Dataset entries
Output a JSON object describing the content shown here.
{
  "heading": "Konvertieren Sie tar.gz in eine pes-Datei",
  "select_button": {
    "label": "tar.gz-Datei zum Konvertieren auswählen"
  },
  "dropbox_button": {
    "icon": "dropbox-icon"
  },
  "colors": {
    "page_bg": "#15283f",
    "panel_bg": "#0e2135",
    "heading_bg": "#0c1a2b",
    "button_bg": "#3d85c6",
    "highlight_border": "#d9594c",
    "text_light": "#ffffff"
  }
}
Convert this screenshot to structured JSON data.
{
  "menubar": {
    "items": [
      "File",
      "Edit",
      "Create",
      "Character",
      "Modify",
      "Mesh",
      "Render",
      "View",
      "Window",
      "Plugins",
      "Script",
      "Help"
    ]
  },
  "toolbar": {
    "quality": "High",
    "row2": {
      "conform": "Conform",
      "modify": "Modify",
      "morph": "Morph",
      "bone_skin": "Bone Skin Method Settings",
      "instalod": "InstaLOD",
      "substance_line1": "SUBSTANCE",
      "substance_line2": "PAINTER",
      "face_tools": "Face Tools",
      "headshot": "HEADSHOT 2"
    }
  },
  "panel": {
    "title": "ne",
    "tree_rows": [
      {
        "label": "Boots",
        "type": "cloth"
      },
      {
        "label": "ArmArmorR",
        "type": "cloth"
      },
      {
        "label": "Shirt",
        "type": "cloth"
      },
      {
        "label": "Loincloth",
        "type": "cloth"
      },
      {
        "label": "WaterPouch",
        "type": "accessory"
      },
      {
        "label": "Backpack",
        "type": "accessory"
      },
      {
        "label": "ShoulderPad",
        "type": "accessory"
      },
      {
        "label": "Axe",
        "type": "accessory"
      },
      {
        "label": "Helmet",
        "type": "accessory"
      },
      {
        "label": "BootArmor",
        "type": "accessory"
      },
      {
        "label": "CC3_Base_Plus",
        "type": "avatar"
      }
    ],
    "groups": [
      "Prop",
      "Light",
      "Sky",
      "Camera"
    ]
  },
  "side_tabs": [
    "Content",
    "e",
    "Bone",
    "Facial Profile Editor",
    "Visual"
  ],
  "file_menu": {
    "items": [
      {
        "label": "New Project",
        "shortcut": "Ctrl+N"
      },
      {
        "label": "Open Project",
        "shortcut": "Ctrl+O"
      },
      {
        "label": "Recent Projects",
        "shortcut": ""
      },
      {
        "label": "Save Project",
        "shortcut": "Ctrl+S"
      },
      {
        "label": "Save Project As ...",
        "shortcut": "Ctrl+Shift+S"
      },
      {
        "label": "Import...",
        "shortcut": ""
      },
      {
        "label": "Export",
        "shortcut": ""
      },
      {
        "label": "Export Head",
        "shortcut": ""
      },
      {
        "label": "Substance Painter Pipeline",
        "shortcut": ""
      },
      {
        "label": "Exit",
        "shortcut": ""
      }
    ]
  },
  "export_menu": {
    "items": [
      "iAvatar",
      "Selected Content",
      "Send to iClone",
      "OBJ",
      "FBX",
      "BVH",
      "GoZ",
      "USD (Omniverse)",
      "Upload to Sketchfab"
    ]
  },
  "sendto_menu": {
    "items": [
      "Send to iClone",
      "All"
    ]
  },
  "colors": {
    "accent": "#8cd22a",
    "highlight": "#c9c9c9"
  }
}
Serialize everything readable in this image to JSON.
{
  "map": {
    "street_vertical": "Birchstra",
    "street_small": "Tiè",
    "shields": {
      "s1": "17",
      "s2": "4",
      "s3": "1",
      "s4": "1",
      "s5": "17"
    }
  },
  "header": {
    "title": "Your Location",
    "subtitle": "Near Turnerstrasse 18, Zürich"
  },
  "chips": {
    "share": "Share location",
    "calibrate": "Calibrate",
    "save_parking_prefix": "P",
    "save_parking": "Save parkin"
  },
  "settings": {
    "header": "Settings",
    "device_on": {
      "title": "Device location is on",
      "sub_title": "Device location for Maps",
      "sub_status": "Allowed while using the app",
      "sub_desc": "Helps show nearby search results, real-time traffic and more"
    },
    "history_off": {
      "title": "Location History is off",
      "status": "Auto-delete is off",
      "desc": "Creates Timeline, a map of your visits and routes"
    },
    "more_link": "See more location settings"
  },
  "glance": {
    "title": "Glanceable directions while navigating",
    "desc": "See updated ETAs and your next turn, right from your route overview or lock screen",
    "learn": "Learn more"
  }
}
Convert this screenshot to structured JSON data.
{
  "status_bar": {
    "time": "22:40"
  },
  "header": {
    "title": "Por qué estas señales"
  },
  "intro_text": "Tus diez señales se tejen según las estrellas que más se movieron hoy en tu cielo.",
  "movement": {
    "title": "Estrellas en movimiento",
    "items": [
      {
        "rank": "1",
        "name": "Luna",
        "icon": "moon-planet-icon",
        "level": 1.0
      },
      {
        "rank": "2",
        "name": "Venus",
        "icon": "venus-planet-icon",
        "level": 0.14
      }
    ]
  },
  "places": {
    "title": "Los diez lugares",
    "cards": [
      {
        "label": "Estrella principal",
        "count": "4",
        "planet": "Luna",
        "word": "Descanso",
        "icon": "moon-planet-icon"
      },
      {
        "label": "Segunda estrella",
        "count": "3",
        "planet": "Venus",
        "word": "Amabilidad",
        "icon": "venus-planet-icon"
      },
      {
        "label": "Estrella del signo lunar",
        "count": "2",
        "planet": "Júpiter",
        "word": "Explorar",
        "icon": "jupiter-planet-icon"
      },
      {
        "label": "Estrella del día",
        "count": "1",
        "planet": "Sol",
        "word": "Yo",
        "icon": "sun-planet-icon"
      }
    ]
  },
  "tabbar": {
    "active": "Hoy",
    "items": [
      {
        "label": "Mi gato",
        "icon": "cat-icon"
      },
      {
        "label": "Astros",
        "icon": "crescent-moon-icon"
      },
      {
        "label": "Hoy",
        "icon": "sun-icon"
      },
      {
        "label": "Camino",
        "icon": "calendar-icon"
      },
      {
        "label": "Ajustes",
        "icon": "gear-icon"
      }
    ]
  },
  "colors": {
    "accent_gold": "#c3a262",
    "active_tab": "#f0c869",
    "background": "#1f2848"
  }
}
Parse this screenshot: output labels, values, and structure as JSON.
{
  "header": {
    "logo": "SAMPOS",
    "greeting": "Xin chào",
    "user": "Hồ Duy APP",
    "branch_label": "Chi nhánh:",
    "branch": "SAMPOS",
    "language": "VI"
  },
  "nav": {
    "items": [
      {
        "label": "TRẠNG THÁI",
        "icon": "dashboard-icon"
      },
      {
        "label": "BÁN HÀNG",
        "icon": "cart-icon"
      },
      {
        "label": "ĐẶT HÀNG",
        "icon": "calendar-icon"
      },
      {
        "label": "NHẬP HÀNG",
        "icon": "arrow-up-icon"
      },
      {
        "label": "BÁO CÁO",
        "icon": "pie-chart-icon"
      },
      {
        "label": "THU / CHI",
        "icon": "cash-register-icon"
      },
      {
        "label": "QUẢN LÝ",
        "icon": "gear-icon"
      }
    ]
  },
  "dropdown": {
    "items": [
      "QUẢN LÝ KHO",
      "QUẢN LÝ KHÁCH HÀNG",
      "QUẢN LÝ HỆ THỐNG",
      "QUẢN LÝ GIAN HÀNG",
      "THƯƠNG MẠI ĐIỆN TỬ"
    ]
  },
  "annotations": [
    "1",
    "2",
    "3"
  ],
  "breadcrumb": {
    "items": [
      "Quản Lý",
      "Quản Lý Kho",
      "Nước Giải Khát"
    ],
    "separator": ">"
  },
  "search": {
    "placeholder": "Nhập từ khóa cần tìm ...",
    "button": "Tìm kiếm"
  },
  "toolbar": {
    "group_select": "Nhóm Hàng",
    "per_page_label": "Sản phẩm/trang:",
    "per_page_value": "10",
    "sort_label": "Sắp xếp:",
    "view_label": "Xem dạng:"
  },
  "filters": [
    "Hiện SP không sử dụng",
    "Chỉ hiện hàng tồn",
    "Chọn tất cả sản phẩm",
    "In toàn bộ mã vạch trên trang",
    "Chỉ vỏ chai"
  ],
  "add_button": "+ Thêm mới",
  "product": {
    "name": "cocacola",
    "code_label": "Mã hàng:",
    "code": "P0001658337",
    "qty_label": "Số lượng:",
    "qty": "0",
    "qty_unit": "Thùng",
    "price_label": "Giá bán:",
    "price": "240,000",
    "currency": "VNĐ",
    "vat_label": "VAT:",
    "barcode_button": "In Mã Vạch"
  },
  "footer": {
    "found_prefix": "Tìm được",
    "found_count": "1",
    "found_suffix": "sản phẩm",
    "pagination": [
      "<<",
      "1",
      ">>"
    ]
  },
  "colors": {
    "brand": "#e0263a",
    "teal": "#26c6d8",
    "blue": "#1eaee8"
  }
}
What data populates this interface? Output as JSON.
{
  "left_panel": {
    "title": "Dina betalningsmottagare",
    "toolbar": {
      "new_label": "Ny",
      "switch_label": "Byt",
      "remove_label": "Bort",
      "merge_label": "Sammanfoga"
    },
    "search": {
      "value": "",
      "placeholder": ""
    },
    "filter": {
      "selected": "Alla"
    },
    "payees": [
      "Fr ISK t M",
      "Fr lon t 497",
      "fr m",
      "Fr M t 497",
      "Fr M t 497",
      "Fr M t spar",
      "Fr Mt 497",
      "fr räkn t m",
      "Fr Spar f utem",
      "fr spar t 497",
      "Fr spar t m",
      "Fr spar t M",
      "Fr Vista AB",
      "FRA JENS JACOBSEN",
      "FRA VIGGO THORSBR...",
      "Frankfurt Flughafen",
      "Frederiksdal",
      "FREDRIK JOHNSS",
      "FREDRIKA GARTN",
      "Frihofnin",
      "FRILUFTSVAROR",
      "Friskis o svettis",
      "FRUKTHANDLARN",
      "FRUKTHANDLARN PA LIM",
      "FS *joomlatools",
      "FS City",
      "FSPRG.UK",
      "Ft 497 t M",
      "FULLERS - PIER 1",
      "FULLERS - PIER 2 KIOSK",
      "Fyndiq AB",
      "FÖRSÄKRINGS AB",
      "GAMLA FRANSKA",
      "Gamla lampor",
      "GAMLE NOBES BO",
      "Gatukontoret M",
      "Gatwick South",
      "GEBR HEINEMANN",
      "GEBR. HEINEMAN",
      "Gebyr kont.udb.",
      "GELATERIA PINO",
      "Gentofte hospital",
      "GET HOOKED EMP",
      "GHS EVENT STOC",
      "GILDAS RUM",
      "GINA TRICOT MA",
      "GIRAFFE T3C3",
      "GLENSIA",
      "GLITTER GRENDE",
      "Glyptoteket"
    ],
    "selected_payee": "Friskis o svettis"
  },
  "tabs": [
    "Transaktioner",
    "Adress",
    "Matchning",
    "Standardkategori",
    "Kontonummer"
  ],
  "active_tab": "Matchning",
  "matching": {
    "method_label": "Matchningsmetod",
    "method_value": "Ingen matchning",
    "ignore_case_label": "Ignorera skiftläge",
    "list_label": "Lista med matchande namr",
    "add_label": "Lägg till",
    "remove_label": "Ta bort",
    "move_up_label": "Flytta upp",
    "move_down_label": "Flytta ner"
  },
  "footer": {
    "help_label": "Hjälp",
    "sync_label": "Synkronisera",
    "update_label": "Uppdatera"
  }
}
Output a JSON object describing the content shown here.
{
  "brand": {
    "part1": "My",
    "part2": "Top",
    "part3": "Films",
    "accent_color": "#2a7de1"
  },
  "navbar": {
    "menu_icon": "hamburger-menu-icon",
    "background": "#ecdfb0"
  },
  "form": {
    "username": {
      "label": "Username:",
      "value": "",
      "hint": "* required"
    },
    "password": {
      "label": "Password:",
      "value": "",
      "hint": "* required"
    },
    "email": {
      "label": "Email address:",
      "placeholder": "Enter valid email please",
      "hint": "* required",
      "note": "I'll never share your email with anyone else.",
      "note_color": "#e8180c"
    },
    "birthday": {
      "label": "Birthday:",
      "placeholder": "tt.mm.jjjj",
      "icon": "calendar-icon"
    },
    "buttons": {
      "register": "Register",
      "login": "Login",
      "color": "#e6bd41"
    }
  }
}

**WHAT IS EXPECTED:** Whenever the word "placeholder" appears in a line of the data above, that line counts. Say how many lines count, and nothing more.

**SOLUTION FOR THIS TASK:** 4